The story tackled a complex topic and had some bright spots.
But its main weakness was a story line that bounced around from telling readers that prostate cancer screening has been controversial for 20 years, that major studies have just been published but that these major studies won’t probably won’t change anything very much.
It felt like a ping-pong game.
Why do experts disagree on whether longer follow up will provide more conclusive findings?
In order to grasp this topic, readers needed careful analysis. But this story didn’t deliver enough of it.
There was no discussion of costs, though the story did mention that in order to save one man from dying of prostate cancer, 1,400 would need to be screened and 48 men treated as well as pointing out that 47 men would therefore be harmed. However there was no estimate of the costs of these screenings and treatments nor was there much discussion of the personal costs of side effects in those other 47 men treated.
The story mentioned that one study found no difference in mortality between the men who were and weren’t screened, while a second study found a 20% reduction in mortality between groups. A 20% reduction in mortality sounds a lot more impressive than reducing the number of deaths by about 7 out of 10,000. The writer should have calculated the absolute risk rather than reporting the relative risk.
However – to its credit – the story included data on the number needed to screen to save one life.
The story did mention that to save one life, 1,400 men would need to be screened and 47 men who didn’t need to be treated would need to run the risk of side effects from treating a prostate cancer that didn’t need to be treated.
The story mentioned impotence and urinary incontinence as potential side effects of treatment but we wish it had provided an estimate of how commonly these occur.
The only descriptions of the two studies reported on were that they were just published and that they were controlled trials. There was also no discussion of the trials’ weaknesses. Without background about the studies reported on, the information presented in the story is less informative for readers trying to determine how seriously they should consider the results.
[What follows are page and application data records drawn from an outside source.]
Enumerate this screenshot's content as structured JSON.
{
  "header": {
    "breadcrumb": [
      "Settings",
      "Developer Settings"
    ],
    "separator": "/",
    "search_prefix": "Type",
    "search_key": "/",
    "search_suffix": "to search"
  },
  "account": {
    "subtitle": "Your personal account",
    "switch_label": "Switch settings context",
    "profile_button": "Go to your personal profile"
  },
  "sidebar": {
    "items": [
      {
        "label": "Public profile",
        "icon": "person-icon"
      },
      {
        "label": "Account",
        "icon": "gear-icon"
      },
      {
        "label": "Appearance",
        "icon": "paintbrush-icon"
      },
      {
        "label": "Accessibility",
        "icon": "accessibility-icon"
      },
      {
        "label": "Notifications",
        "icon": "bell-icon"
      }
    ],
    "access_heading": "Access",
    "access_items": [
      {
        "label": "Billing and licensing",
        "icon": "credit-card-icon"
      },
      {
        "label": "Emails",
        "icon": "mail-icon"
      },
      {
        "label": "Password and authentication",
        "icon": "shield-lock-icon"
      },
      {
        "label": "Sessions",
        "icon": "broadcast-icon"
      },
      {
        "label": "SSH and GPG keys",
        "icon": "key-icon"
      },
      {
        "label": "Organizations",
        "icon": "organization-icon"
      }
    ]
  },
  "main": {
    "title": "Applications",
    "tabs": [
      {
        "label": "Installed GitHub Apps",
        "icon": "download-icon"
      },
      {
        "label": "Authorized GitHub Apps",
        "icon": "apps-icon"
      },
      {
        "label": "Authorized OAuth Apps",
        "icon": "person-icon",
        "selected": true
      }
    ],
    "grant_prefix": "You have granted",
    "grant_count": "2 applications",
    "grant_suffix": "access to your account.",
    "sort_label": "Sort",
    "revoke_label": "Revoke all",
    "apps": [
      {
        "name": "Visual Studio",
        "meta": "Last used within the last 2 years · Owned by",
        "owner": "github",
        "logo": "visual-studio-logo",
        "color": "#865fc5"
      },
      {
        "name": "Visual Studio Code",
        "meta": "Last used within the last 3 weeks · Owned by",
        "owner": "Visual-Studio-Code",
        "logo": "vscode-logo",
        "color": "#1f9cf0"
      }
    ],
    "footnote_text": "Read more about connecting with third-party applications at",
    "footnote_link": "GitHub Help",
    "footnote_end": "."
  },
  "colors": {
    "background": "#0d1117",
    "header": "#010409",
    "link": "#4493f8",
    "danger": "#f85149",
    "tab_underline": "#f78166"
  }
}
And though the story reported no difference in survival benefit in one study, it reported that the second study found a 20% reduction in deaths. While the story mentioned that this difference was only barely significant – reporting the absolute difference would have been more useful to help readers grasp the magnitude. Why not just include those numbers? So while it was a 20% reduction, we are talking about a difference of 0.29% in the group of men that were screened versus 0.37% in the control group. It is an example of taking a small risk and making it a little smaller.
The story stated that screening can lead to ‘painful, debilitating and expensive medical treatments without obvious benefit’. But the studies reported on did not include discussion of quality of life outcomes, so this description of outcomes is rather hyperbolic. Additionally, the European study did show a decreased mortality from prostate cancer–an obvious benefit.
Quotes from several individuals with relevant expertise were included in this story.
The treatment options outlined in the story were the choice to be screened or not to be screened.
The story mentioned that the PSA is a blood test that has been available for over 20 years. But it could have made clear how widespread is its use; surveys suggest that about 70% of men between 50 and 75 have undergone PSA testing in the US.
The story made clear that the controversy around screening men for prostate cancer has been around for 20 years.
Did not rely on a press release.